PROVIDED DATA
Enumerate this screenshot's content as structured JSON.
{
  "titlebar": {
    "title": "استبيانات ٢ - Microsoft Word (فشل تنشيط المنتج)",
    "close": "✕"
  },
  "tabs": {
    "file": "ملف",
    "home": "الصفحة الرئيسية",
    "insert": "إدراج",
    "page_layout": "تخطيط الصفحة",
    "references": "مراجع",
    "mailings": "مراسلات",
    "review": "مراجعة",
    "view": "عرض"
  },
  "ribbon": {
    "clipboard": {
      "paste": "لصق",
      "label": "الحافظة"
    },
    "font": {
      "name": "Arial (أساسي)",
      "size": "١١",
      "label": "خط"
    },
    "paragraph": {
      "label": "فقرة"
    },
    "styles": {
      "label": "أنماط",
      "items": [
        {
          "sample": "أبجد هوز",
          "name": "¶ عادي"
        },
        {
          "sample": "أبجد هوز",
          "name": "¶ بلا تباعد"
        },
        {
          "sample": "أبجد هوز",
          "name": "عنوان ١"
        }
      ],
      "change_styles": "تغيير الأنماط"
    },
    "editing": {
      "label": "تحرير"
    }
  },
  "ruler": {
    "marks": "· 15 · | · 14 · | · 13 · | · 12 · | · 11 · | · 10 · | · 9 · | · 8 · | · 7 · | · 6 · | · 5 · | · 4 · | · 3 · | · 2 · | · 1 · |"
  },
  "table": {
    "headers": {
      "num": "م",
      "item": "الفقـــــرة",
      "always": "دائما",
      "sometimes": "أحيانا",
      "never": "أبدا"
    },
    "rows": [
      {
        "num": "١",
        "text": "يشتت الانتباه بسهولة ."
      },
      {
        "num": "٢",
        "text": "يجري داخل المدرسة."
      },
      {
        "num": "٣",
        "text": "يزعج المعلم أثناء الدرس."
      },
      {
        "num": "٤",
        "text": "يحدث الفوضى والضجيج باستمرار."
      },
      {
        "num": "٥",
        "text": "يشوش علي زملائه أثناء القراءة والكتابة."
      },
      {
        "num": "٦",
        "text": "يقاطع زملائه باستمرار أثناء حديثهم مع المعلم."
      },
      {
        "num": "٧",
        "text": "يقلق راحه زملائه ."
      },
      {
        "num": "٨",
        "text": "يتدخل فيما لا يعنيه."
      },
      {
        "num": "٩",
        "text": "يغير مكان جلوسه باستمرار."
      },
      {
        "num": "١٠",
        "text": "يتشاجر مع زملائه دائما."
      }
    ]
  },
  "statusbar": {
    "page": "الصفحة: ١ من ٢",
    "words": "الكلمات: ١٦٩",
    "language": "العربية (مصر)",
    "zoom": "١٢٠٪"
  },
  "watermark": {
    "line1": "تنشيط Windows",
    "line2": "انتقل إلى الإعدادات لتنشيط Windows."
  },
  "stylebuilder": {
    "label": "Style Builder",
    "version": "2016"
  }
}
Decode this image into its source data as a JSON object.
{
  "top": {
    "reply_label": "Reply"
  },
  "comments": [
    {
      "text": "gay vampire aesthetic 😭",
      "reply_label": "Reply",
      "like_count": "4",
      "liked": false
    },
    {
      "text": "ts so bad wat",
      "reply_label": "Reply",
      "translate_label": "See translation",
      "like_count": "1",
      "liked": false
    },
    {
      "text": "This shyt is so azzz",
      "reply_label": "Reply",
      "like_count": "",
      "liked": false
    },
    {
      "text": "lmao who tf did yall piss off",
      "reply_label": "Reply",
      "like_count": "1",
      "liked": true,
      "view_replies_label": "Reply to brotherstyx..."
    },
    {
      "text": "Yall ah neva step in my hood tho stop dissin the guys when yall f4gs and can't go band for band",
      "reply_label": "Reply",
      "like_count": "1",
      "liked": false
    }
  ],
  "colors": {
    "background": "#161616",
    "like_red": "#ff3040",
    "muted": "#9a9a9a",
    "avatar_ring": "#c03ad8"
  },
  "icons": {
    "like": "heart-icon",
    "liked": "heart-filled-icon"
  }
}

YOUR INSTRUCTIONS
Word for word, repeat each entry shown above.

WRITTEN REPLY
Enumerate this screenshot's content as structured JSON.
{
  "titlebar": {
    "title": "استبيانات ٢ - Microsoft Word (فشل تنشيط المنتج)",
    "close": "✕"
  },
  "tabs": {
    "file": "ملف",
    "home": "الصفحة الرئيسية",
    "insert": "إدراج",
    "page_layout": "تخطيط الصفحة",
    "references": "مراجع",
    "mailings": "مراسلات",
    "review": "مراجعة",
    "view": "عرض"
  },
  "ribbon": {
    "clipboard": {
      "paste": "لصق",
      "label": "الحافظة"
    },
    "font": {
      "name": "Arial (أساسي)",
      "size": "١١",
      "label": "خط"
    },
    "paragraph": {
      "label": "فقرة"
    },
    "styles": {
      "label": "أنماط",
      "items": [
        {
          "sample": "أبجد هوز",
          "name": "¶ عادي"
        },
        {
          "sample": "أبجد هوز",
          "name": "¶ بلا تباعد"
        },
        {
          "sample": "أبجد هوز",
          "name": "عنوان ١"
        }
      ],
      "change_styles": "تغيير الأنماط"
    },
    "editing": {
      "label": "تحرير"
    }
  },
  "ruler": {
    "marks": "· 15 · | · 14 · | · 13 · | · 12 · | · 11 · | · 10 · | · 9 · | · 8 · | · 7 · | · 6 · | · 5 · | · 4 · | · 3 · | · 2 · | · 1 · |"
  },
  "table": {
    "headers": {
      "num": "م",
      "item": "الفقـــــرة",
      "always": "دائما",
      "sometimes": "أحيانا",
      "never": "أبدا"
    },
    "rows": [
      {
        "num": "١",
        "text": "يشتت الانتباه بسهولة ."
      },
      {
        "num": "٢",
        "text": "يجري داخل المدرسة."
      },
      {
        "num": "٣",
        "text": "يزعج المعلم أثناء الدرس."
      },
      {
        "num": "٤",
        "text": "يحدث الفوضى والضجيج باستمرار."
      },
      {
        "num": "٥",
        "text": "يشوش علي زملائه أثناء القراءة والكتابة."
      },
      {
        "num": "٦",
        "text": "يقاطع زملائه باستمرار أثناء حديثهم مع المعلم."
      },
      {
        "num": "٧",
        "text": "يقلق راحه زملائه ."
      },
      {
        "num": "٨",
        "text": "يتدخل فيما لا يعنيه."
      },
      {
        "num": "٩",
        "text": "يغير مكان جلوسه باستمرار."
      },
      {
        "num": "١٠",
        "text": "يتشاجر مع زملائه دائما."
      }
    ]
  },
  "statusbar": {
    "page": "الصفحة: ١ من ٢",
    "words": "الكلمات: ١٦٩",
    "language": "العربية (مصر)",
    "zoom": "١٢٠٪"
  },
  "watermark": {
    "line1": "تنشيط Windows",
    "line2": "انتقل إلى الإعدادات لتنشيط Windows."
  },
  "stylebuilder": {
    "label": "Style Builder",
    "version": "2016"
  }
}
Decode this image into its source data as a JSON object.
{
  "top": {
    "reply_label": "Reply"
  },
  "comments": [
    {
      "text": "gay vampire aesthetic 😭",
      "reply_label": "Reply",
      "like_count": "4",
      "liked": false
    },
    {
      "text": "ts so bad wat",
      "reply_label": "Reply",
      "translate_label": "See translation",
      "like_count": "1",
      "liked": false
    },
    {
      "text": "This shyt is so azzz",
      "reply_label": "Reply",
      "like_count": "",
      "liked": false
    },
    {
      "text": "lmao who tf did yall piss off",
      "reply_label": "Reply",
      "like_count": "1",
      "liked": true,
      "view_replies_label": "Reply to brotherstyx..."
    },
    {
      "text": "Yall ah neva step in my hood tho stop dissin the guys when yall f4gs and can't go band for band",
      "reply_label": "Reply",
      "like_count": "1",
      "liked": false
    }
  ],
  "colors": {
    "background": "#161616",
    "like_red": "#ff3040",
    "muted": "#9a9a9a",
    "avatar_ring": "#c03ad8"
  },
  "icons": {
    "like": "heart-icon",
    "liked": "heart-filled-icon"
  }
}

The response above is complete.